When the incisions are made in the chest, this type of surgery is called a thoracoscopy. When the incisions are in the abdomen, the surgery is called a laparoscopy. The benefits to both are less pain, faster recovery, and fewer problems with incisions.

Most SCCA patients who need surgery for esophageal cancer can have minimally invasive surgery. Our surgeons are among the country’s leading experts in minimally invasive surgery. You and your doctor will discuss whether this approach is right for you.

Surgery Risks

All surgeries carry some risks. A major complication that can occur with esophageal surgery is that the esophagus leaks where it was cut and reattached. Other complications can include atrial fibrillation, pneumonia, lung collapse, bowel obstruction, and vocal-cord paralysis or long-term hoarseness.  To reduce your risk of major complications from esophageal surgery, it is important to go to a hospital where the surgeons have extensive experience performing these procedures.
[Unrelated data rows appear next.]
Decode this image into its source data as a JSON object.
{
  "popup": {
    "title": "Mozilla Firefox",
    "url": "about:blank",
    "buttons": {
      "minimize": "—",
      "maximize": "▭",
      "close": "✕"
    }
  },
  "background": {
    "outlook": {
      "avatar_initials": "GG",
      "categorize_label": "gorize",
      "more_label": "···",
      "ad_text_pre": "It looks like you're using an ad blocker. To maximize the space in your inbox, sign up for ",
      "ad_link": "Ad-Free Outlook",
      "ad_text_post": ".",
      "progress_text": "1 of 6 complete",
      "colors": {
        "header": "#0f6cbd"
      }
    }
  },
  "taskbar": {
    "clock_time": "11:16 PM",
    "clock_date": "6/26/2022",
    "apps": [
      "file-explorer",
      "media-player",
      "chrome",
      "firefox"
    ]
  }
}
After Surgery

After surgery is performed, it is typical to spend a week or more in the hospital to recover. In some cases, recovery can take up to six months. Your SCCA team members will work with you to ensure you receive the care and support you need during your recovery time.

After esophageal surgery, dietary habits often have to change. Eating smaller portions of soft foods, avoiding high-fat and spicy dishes, and not drinking liquids with meals are all common changes patients make after esophageal cancer surgery. Many people find it easier to puree meals. You may also find it helpful to eat more slowly and to stand or sit upright for a few hours after meals to reduce reflux and regurgitation. We provide nutrition support to help you make these adjustments while getting the nutrition you need.